Bishop Aquila was one of five bishops from North and South Dakota to meet with Pope Benedict XVI at the Vatican as part of their March 5-10 “ad limina” visit to the Rome.
Over the past seven years the Diocese of Fargo has changed the typical order of the sacraments of initiation. Instead of confirmation coming third and at an older age, it is now conferred on children at a younger age and prior to First Communion.
Bishop Aquila said he made the changes because “it really puts the emphasis on the Eucharist as being what completes the sacraments of initiation” and on confirmation as “sealing and completing baptism.”
When the sacraments are conferred in this order, he said, it becomes more obvious that “both baptism and confirmation lead to the Eucharist.” This sacramental assistance helps Catholics live “that intimate relationship of being the beloved sons and daughters of the Father in our daily lives,” he added.
The Bishop of Fargo said the changes have also distanced the Sacrament of Confirmation from “some false theologies that see it as being a sacrament of maturity or as a sacrament for ‘me choosing God.’”
Instead, young people in Fargo now have “the fullness of the spirit and the completion of the gifts of the spirit” to assist them in “living their lives within the world,” especially “in the trials they face in junior high and high school.”
Bishop Aquila explained his theological thinking to Pope Benedict during today’s meeting.
In response, he said, the Pope asked if he had “begun to speak to other bishops about this.” He told the pontiff that he had and that “certainly bishops within the Dakotas are now really looking towards the implementation in the restoration in the ordering of the sacraments.”
I’m pleased to say that our parish has had this restored order of the sacraments for the past several years.
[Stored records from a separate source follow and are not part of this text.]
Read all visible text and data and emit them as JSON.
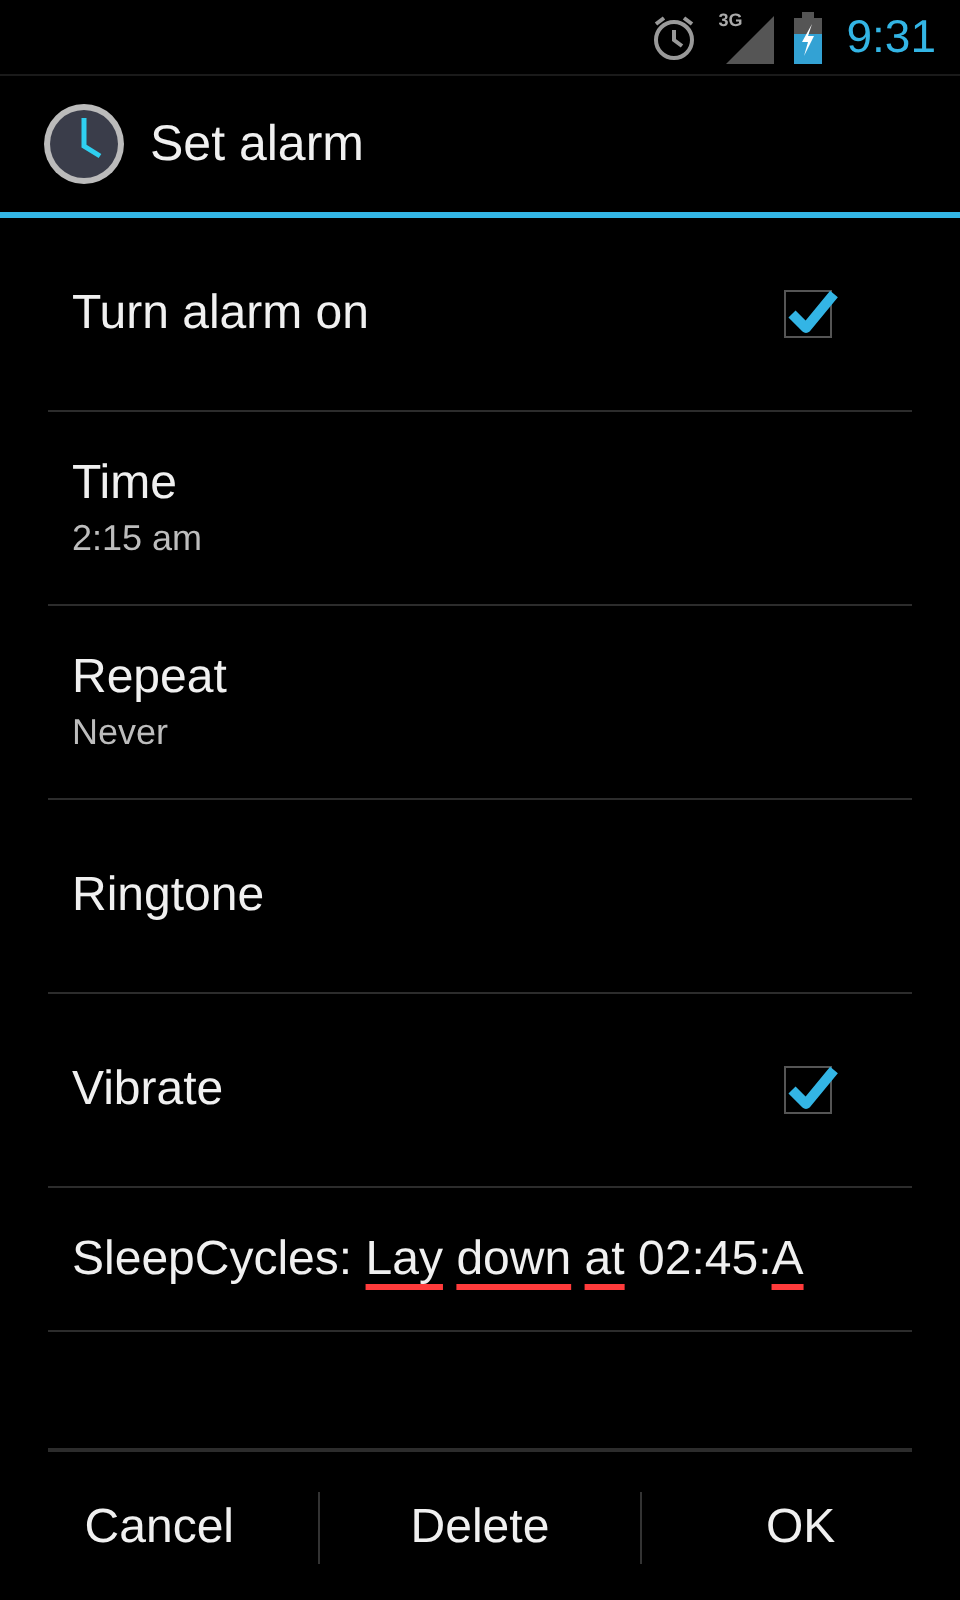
{
  "status_bar": {
    "network": "3G",
    "time": "9:31"
  },
  "dialog": {
    "title": "Set alarm",
    "items": [
      {
        "kind": "checkbox",
        "title": "Turn alarm on",
        "checked": true
      },
      {
        "kind": "summary",
        "title": "Time",
        "summary": "2:15 am"
      },
      {
        "kind": "summary",
        "title": "Repeat",
        "summary": "Never"
      },
      {
        "kind": "plain",
        "title": "Ringtone"
      },
      {
        "kind": "checkbox",
        "title": "Vibrate",
        "checked": true
      }
    ],
    "label_field": {
      "segments": [
        {
          "text": "SleepCycles:",
          "misspelled": false,
          "space_before": false
        },
        {
          "text": "Lay",
          "misspelled": true,
          "space_before": true
        },
        {
          "text": "down",
          "misspelled": true,
          "space_before": true
        },
        {
          "text": "at",
          "misspelled": true,
          "space_before": true
        },
        {
          "text": "02:45:",
          "misspelled": false,
          "space_before": true
        },
        {
          "text": "A",
          "misspelled": true,
          "space_before": false
        }
      ]
    },
    "buttons": [
      "Cancel",
      "Delete",
      "OK"
    ]
  }
}
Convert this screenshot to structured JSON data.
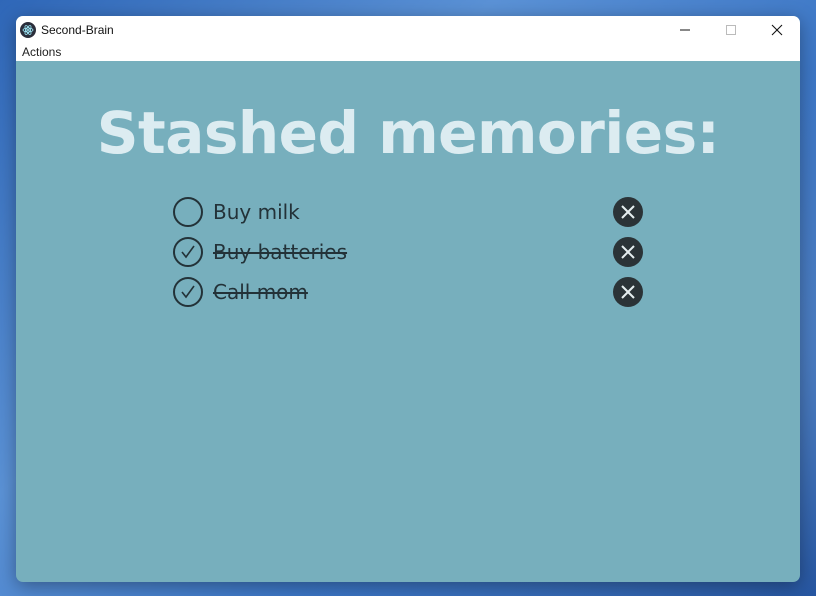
{
  "window": {
    "title": "Second-Brain"
  },
  "menu": {
    "items": [
      {
        "label": "Actions"
      }
    ]
  },
  "main": {
    "heading": "Stashed memories:",
    "todos": [
      {
        "text": "Buy milk",
        "done": false
      },
      {
        "text": "Buy batteries",
        "done": true
      },
      {
        "text": "Call mom",
        "done": true
      }
    ]
  },
  "icons": {
    "app": "electron-icon",
    "unchecked": "circle-icon",
    "checked": "checkmark-circle-icon",
    "delete": "close-circle-icon",
    "minimize": "minimize-icon",
    "maximize": "maximize-icon",
    "close": "close-icon"
  },
  "colors": {
    "window_bg": "#77afbd",
    "heading": "#dcecf1",
    "text": "#233238",
    "delete_bg": "#2b3337"
  }
}
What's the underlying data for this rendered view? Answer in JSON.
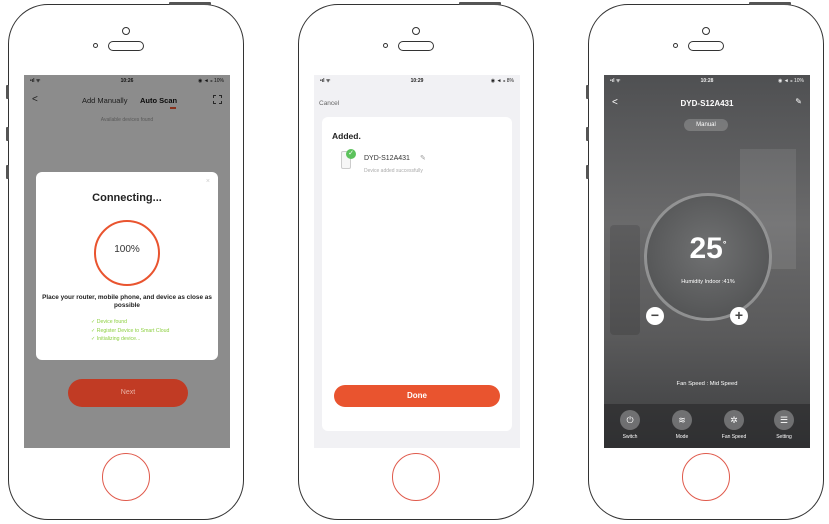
{
  "screen1": {
    "status_time": "10:26",
    "status_left": "•ıl ᯤ",
    "status_right": "◉ ◄ ⁎ 10%",
    "back_glyph": "<",
    "tab_manual": "Add Manually",
    "tab_auto": "Auto Scan",
    "available_text": "Available devices found",
    "dialog_close": "×",
    "dialog_title": "Connecting...",
    "progress": "100%",
    "message": "Place your router, mobile phone, and device as close as possible",
    "steps": [
      "✓ Device found",
      "✓ Register Device to Smart Cloud",
      "✓ Initializing device..."
    ],
    "next_label": "Next"
  },
  "screen2": {
    "status_time": "10:29",
    "status_left": "•ıl ᯤ",
    "status_right": "◉ ◄ ⁎ 8%",
    "cancel_label": "Cancel",
    "added_label": "Added.",
    "check_glyph": "✓",
    "device_name": "DYD-S12A431",
    "edit_glyph": "✎",
    "device_sub": "Device added successfully",
    "done_label": "Done"
  },
  "screen3": {
    "status_time": "10:28",
    "status_left": "•ıl ᯤ",
    "status_right": "◉ ◄ ⁎ 10%",
    "back_glyph": "<",
    "title": "DYD-S12A431",
    "edit_glyph": "✎",
    "mode_pill": "Manual",
    "temperature": "25",
    "degree_glyph": "°",
    "humidity": "Humidity Indoor :41%",
    "minus_glyph": "−",
    "plus_glyph": "+",
    "fan_speed": "Fan Speed : Mid Speed",
    "bottom_items": [
      {
        "icon": "⏻",
        "label": "Switch"
      },
      {
        "icon": "≋",
        "label": "Mode"
      },
      {
        "icon": "✲",
        "label": "Fan Speed"
      },
      {
        "icon": "☰",
        "label": "Setting"
      }
    ]
  },
  "colors": {
    "accent": "#e9542f",
    "success": "#5cc25c",
    "step_text": "#8ccf3f",
    "home_button": "#e05a4c"
  }
}
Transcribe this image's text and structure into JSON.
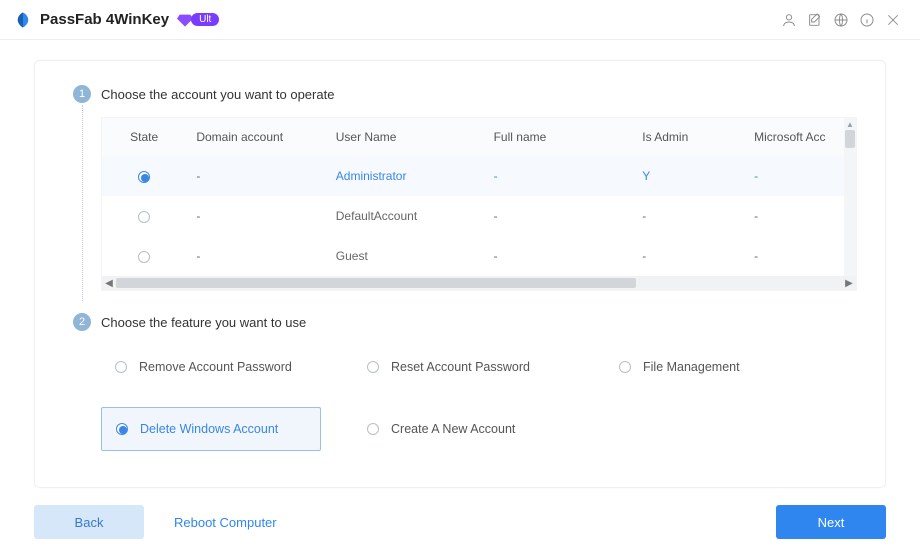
{
  "title": {
    "app_name": "PassFab 4WinKey",
    "badge": "Ult"
  },
  "step1": {
    "title": "Choose the account you want to operate",
    "columns": {
      "state": "State",
      "domain": "Domain account",
      "user": "User Name",
      "full": "Full name",
      "admin": "Is Admin",
      "ms": "Microsoft Acc"
    },
    "rows": [
      {
        "selected": true,
        "domain": "-",
        "user": "Administrator",
        "full": "-",
        "admin": "Y",
        "ms": "-"
      },
      {
        "selected": false,
        "domain": "-",
        "user": "DefaultAccount",
        "full": "-",
        "admin": "-",
        "ms": "-"
      },
      {
        "selected": false,
        "domain": "-",
        "user": "Guest",
        "full": "-",
        "admin": "-",
        "ms": "-"
      }
    ]
  },
  "step2": {
    "title": "Choose the feature you want to use",
    "options": [
      {
        "label": "Remove Account Password",
        "selected": false
      },
      {
        "label": "Reset Account Password",
        "selected": false
      },
      {
        "label": "File Management",
        "selected": false
      },
      {
        "label": "Delete Windows Account",
        "selected": true
      },
      {
        "label": "Create A New Account",
        "selected": false
      }
    ]
  },
  "buttons": {
    "back": "Back",
    "reboot": "Reboot Computer",
    "next": "Next"
  }
}
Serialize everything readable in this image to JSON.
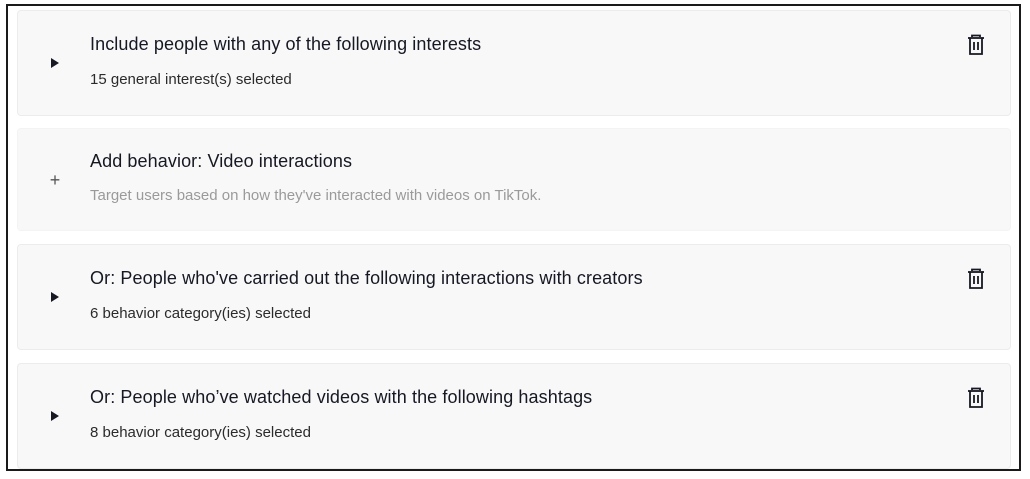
{
  "cards": [
    {
      "title": "Include people with any of the following interests",
      "subtitle": "15 general interest(s) selected"
    },
    {
      "title": "Add behavior: Video interactions",
      "subtitle": "Target users based on how they've interacted with videos on TikTok."
    },
    {
      "title": "Or: People who've carried out the following interactions with creators",
      "subtitle": "6 behavior category(ies) selected"
    },
    {
      "title": "Or: People who’ve watched videos with the following hashtags",
      "subtitle": "8 behavior category(ies) selected"
    }
  ],
  "icons": {
    "expand": "caret-right-icon",
    "add": "plus-icon",
    "delete": "trash-icon",
    "add_glyph": "+"
  }
}
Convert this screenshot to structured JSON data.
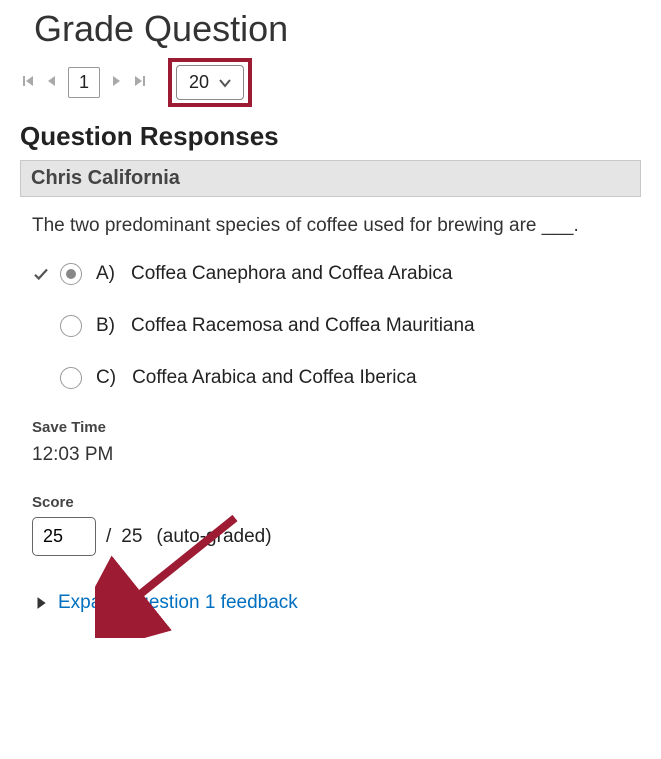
{
  "header": {
    "title": "Grade Question"
  },
  "pager": {
    "current_page": "1",
    "per_page": "20"
  },
  "section": {
    "title": "Question Responses"
  },
  "student": {
    "name": "Chris California"
  },
  "question": {
    "text": "The two predominant species of coffee used for brewing are ___.",
    "choices": [
      {
        "letter": "A)",
        "text": "Coffea Canephora and Coffea Arabica"
      },
      {
        "letter": "B)",
        "text": "Coffea Racemosa and Coffea Mauritiana"
      },
      {
        "letter": "C)",
        "text": "Coffea Arabica and Coffea Iberica"
      }
    ],
    "selected_index": 0,
    "correct_index": 0
  },
  "save_time": {
    "label": "Save Time",
    "value": "12:03 PM"
  },
  "score": {
    "label": "Score",
    "value": "25",
    "max": "25",
    "suffix": "(auto-graded)"
  },
  "feedback": {
    "expand_label": "Expand question 1 feedback"
  },
  "annotations": {
    "highlight_color": "#9e1b34"
  }
}
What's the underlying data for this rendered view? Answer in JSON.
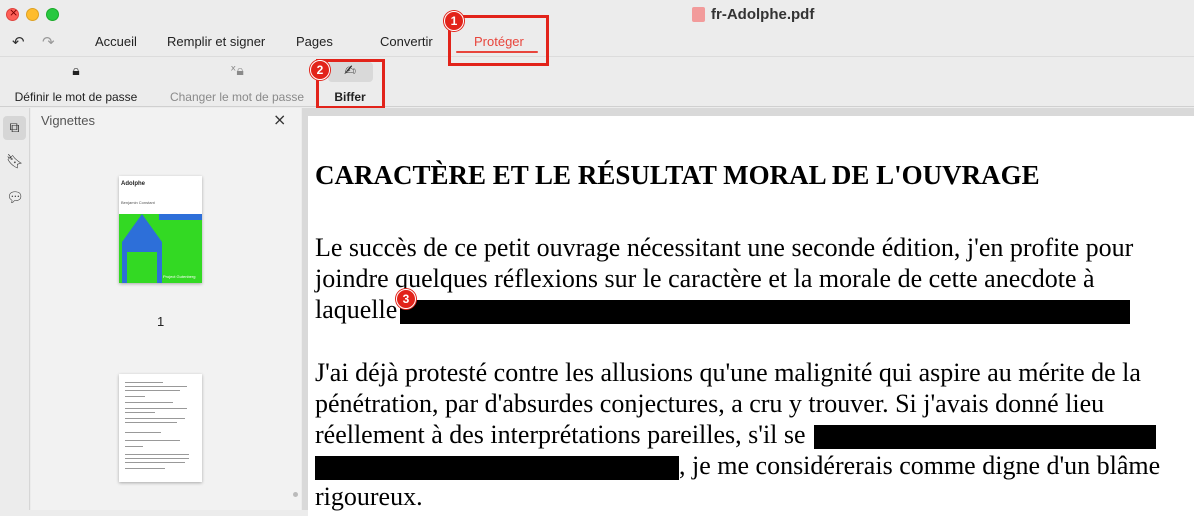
{
  "window": {
    "title": "fr-Adolphe.pdf"
  },
  "menu": {
    "undo_icon": "undo-icon",
    "redo_icon": "redo-icon",
    "items": [
      "Accueil",
      "Remplir et signer",
      "Pages",
      "Convertir",
      "Protéger"
    ],
    "active": "Protéger"
  },
  "toolbar": {
    "set_password": "Définir le mot de passe",
    "change_password": "Changer le mot de passe",
    "redact": "Biffer"
  },
  "callouts": [
    "1",
    "2",
    "3"
  ],
  "sidebar": {
    "title": "Vignettes",
    "thumbnails": [
      {
        "page": "1",
        "cover_title": "Adolphe",
        "cover_author": "Benjamin Constant",
        "cover_footer": "Project Gutenberg"
      }
    ]
  },
  "document": {
    "heading": "CARACTÈRE ET LE RÉSULTAT MORAL DE L'OUVRAGE",
    "p1": {
      "line1": "Le succès de ce petit ouvrage nécessitant une seconde édition, j'en profite pour",
      "line2": "joindre quelques réflexions sur le caractère et la morale de cette anecdote à",
      "line3_start": "laquelle"
    },
    "p2": {
      "line1": "J'ai déjà protesté contre les allusions qu'une malignité qui aspire au mérite de la",
      "line2": "pénétration, par d'absurdes conjectures, a cru y trouver. Si j'avais donné lieu",
      "line3_start": "réellement à des interprétations pareilles, s'il se",
      "line4_end": ", je me considérerais comme digne d'un blâme",
      "line5": "rigoureux."
    }
  },
  "colors": {
    "accent": "#e8453c",
    "callout": "#e2231a",
    "redaction": "#000000"
  }
}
By the time our children have reached the age of reason (about 7 years) they are prepared to receive the Sacrament of Confirmation, and at the same Mass (celebrated by the bishop) they receive First Holy Communion. During the week prior, they make their First Confession.
Fortified by the sacraments from a young age, our children are able to grow in grace and to be better prepared to enter adolescence.
The article says: ‘… have also distanced the Sacrament of Confirmation from “some false theologies that see it as being a sacrament of maturity or as a sacrament for ‘me choosing God.’” This is something that needs to be looked into more closely.